The A's will receive a player to be named from Chicago.
Also Tuesday, Oakland traded reliever Mike Neu to the Florida Marlins for pitcher Mark Redman and agreed to a two-year contract with reliever
Ricardo Rincon. Rincon gets $1.75 million in 2004 and $1.9 million in 2005. The 33-year-old left-hander was 8-4 with a 3.25 ERA in 64 relief appearances last season.
Barrett was acquired from the Expos on Monday for a player to be named. He hit .208 with 10 home runs and 30 RBI in 70 games with Montreal during an injury-plagued year.
Barrett, who is 27, spent time on the disabled list last season with a right-hip flexor strain and a broken left-index finger.
Rincon's signing gives the A's six players under contract beyond the 2004 season, not including Jermaine Dye, whose deal includes a mutual option for 2005.
Oakland, the two-time defending AL West champion, still needs a catcher after the departure of All-Star Ramon Hernandez in a three-player trade with San Diego late last month that brought outfielder Mark Kotsay to the A's. Terrence Long also was dealt to the Padres in the swap.
Bellhorn, 29, is a career .230 hitter with 36 homers and 106 RBI in 371 games with Oakland, the Chicago Cubs and Colorado. He hit a career-best 27 homers with 56 RBI in 146 games with the Cubs in 2002.
Bellhorn played 51 games with the Cubs before being traded to Colorado on June 20. He hit a combined .221 with 10 doubles and 26 RBI in 99 games.

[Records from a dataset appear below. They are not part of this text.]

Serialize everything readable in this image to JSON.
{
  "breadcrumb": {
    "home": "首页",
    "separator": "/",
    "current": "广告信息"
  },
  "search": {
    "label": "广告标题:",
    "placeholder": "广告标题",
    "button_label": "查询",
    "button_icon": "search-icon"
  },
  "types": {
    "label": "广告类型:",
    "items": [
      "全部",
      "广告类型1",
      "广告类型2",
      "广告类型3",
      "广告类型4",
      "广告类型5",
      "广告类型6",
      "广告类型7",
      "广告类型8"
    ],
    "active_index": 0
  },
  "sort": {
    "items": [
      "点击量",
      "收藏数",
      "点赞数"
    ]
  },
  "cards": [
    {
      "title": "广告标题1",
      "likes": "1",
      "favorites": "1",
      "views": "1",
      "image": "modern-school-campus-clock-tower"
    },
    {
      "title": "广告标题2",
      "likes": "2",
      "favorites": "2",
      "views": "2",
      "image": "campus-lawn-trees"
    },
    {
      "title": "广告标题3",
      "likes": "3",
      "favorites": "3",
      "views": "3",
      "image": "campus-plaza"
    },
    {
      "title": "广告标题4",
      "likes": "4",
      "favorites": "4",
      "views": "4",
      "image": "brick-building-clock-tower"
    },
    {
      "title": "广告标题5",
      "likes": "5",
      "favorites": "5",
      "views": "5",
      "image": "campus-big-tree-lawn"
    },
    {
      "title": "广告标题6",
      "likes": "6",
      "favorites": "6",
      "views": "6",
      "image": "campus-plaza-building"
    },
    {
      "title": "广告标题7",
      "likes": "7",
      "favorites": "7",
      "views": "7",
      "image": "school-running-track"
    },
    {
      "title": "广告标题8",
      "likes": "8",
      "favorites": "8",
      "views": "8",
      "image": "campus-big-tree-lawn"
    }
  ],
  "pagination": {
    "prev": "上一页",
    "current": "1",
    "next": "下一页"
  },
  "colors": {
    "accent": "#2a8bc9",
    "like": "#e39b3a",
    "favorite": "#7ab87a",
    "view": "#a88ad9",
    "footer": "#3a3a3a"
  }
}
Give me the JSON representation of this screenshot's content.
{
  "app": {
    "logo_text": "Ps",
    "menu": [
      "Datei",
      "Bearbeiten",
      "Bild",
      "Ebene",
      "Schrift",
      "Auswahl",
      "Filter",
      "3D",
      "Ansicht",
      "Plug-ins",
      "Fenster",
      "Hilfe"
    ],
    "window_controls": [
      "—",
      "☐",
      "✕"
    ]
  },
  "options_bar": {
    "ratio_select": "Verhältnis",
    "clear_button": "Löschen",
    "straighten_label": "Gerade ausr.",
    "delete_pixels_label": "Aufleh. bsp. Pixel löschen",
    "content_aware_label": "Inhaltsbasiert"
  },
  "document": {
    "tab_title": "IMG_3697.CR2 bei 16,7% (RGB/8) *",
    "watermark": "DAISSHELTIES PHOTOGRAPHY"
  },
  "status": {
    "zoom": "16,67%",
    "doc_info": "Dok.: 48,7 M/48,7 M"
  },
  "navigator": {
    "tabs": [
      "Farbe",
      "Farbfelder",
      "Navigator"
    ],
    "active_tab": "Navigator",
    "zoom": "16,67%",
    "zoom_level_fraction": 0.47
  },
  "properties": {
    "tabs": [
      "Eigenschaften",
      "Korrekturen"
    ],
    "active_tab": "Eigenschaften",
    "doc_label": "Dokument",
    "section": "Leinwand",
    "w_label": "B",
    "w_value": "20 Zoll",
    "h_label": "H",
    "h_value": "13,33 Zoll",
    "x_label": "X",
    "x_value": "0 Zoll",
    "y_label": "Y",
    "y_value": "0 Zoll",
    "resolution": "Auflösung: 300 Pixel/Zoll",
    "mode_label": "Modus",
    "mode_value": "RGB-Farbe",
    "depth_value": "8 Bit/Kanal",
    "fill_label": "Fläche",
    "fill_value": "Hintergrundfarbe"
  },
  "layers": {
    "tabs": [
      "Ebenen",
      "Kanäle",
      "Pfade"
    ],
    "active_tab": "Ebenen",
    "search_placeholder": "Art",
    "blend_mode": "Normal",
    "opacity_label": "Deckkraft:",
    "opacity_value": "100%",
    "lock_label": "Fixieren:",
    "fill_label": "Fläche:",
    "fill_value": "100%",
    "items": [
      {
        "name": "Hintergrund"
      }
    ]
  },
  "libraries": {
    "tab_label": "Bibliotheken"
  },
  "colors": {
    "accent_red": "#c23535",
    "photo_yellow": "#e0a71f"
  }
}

He became the first switch-hitter in National League history to homer from both sides of the plate in the same inning, accomplishing the feat for the Cubs at Milwaukee on Aug. 29.
Montreal Expos: A Bexar County, Texas, official said that he has been talking to investors about trying to bring the Expos to San Antonio but added that he thinks it is ``highly unlikely'' that it will occur.
Nelson Wolff, the chief elected official in Bexar County, said
the only way the plan could work is in a shared agreement with
Monterrey, Mexico, or some other city. Under such a plan, the
National League team would play some of its games in Monterrey and
some in San Antonio.
Wolff said he's not sure how feasible the plan is.
"Whether it's a viable thing or not I don't know," Wolff told
The Associated Press on Tuesday night. "Baseball is going through
some changes. I've talked to some people who are very capable of
buying anything, and they expressed some interest. I think it's a
highly unlikely event. I don't even know if baseball is even
willing to do that."
He said San Antonio is about 10 to 15 years away from major league baseball on its own.
New York Yankees: A clerk magistrate has delayed for one day his decision on whether to issue charges against two Yankees who had an altercation with a Fenway Park groundskeeper during a playoff game.
Clerk Magistrate Michael Neighbors will issue his ruling Thursday in Roxbury District Court, said Bruce Brock, a spokesman for the state courts. Neighbors, who initially had scheduled the hearing for Wednesday, did not immediately return a call seeking comment.
Boston police have said Yankees reliever Jeff Nelson and right fielder Karim Garcia assaulted Paul Williams, a part-time groundskeeper who teaches special education at a New Hampshire middle school, during the ninth inning of New York's 4-3 win in Game 3 of the AL Championship Series on Oct. 11.
Neighbors is also considering a cross-complaint filed by Nelson's lawyer seeking counter charges against Williams.